** TASK INSTRUCTIONS **
Pull every line containing "JSON" out of the material below.

** LISTED ENTRIES **

· · · ·

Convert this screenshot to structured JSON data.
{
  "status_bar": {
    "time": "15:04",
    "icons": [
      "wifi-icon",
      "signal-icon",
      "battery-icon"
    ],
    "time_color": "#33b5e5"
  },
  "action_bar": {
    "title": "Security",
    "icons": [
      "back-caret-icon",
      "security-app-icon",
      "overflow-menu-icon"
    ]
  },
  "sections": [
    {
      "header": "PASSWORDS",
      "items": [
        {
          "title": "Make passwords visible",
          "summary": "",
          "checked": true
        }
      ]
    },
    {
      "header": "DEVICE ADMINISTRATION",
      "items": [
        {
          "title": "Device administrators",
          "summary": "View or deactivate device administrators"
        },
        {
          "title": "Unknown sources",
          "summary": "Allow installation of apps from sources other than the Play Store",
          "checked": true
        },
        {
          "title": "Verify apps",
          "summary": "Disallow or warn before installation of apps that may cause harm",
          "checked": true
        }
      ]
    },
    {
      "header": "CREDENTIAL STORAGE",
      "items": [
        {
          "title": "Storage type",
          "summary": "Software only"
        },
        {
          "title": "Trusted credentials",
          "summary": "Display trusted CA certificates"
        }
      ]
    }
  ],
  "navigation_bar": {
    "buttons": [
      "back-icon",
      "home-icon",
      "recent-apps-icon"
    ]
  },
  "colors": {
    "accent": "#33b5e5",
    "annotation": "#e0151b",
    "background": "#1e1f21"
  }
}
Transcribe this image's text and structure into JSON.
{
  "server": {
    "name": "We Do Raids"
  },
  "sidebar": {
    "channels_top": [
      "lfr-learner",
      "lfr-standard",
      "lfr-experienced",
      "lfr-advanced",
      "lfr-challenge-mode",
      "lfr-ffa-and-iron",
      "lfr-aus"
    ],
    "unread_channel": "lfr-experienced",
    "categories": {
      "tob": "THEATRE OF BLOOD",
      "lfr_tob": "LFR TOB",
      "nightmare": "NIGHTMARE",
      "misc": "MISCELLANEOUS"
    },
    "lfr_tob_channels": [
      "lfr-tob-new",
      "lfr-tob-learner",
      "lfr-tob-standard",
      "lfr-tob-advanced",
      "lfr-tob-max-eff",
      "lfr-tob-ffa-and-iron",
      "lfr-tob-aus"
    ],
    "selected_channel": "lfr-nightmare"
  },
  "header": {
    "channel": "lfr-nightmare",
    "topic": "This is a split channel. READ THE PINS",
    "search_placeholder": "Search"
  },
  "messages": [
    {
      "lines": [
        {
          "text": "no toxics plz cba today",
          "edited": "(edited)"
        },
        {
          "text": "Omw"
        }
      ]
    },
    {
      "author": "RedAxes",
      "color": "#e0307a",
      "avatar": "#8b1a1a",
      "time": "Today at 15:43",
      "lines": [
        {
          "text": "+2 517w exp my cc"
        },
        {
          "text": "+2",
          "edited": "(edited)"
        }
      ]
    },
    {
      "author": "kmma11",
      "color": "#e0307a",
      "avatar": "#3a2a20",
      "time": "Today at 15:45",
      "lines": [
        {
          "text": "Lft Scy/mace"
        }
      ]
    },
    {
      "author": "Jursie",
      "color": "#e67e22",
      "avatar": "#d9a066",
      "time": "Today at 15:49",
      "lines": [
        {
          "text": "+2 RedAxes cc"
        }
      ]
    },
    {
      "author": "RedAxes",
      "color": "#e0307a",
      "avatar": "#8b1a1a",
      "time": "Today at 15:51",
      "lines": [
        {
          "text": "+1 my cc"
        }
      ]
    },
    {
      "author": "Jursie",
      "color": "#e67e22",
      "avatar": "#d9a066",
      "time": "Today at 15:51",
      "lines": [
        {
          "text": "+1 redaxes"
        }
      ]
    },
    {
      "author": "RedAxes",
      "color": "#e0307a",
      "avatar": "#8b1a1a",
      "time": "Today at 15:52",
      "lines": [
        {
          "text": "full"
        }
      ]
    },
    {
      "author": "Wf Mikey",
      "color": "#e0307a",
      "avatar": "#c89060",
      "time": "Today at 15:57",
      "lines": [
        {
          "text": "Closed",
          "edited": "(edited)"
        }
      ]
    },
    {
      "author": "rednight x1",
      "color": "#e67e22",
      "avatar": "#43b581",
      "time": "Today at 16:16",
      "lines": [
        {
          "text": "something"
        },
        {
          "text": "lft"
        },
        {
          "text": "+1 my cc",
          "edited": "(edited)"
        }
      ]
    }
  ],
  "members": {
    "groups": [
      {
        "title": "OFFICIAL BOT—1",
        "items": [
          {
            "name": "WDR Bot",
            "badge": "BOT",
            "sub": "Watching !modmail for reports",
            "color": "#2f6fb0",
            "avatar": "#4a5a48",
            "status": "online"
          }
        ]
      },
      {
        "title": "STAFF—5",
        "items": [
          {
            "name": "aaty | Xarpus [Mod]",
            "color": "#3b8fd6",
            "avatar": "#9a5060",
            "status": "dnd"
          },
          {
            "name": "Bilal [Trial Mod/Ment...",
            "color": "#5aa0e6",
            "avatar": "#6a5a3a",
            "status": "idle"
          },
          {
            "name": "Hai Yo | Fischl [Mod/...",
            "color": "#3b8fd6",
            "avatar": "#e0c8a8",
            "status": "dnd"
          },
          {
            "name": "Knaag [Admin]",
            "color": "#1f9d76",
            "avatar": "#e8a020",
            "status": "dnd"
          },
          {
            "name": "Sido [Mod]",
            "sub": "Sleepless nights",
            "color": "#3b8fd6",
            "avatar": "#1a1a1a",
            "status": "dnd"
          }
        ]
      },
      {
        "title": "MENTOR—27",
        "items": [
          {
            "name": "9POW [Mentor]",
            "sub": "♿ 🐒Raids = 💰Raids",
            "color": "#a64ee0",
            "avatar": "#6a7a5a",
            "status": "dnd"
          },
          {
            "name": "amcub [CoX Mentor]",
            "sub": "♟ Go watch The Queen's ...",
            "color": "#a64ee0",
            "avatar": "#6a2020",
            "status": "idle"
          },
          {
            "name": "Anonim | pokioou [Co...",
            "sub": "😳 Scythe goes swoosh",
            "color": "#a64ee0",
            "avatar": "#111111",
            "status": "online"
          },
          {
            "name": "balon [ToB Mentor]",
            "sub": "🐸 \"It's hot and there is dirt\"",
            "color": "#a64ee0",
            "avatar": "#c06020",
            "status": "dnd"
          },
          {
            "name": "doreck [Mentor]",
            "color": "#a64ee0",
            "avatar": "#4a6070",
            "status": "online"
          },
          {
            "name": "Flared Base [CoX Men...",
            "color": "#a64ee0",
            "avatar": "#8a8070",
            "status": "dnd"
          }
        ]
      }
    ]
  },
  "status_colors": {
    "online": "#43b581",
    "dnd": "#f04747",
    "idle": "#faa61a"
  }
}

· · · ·

** TASK OUTPUT **
Convert this screenshot to structured JSON data.
Transcribe this image's text and structure into JSON.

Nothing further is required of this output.